Patellofemoral Joint Stress during Incline and Decline Running
Physical Therapy in Sport
First page number:
Last page number:
Objectives To compare patellofemoral joint (PFJ) stress between level, incline, and decline running. Design Experimental study. Setting University laboratory. Participants Twenty recreational runners. Main outcome measures Kinematics and kinetics of the trunk and lower extremity were obtained under 3 treadmill conditions: level, 6° incline, and 6° decline. PFJ stress, PFJ reaction force, and PFJ contact area were determined using a biomechanical model. One-way ANOVAs with repeated measures and post-hoc analyses were used to compare outcome variables across the 3 conditions. Results Peak PFJ stress and PFJ stress-time integral (cumulative PFJ stress over the stance phase) during decline running were significantly higher than during level and incline running. There was no difference in peak PFJ stress and PFJ stress-time integral between level and incline running. The increased peak PFJ stress during decline running was related to increased PFJ reaction force, resulting from a decrease in trunk flexion angle. Conclusions Running on a decline treadmill resulted in higher peak PFJ stress and stress-time integral. Peak PFJ stress and PFJ stress-time integral were similar during level and incline running. Results from this study may be used to prevent excessive PFJ stress during decline running, by targeting a postural strategy utilizing increased trunk flexion.

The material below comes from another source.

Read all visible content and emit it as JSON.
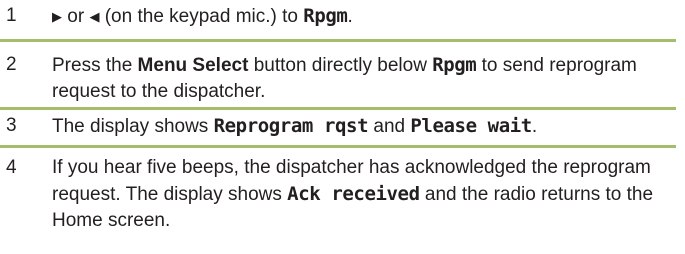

Stress; Patellofemoral; Modeling; Kinetics
Patellofemoral Joint Stress during Incline and Decline Running.
Physical Therapy in Sport, 34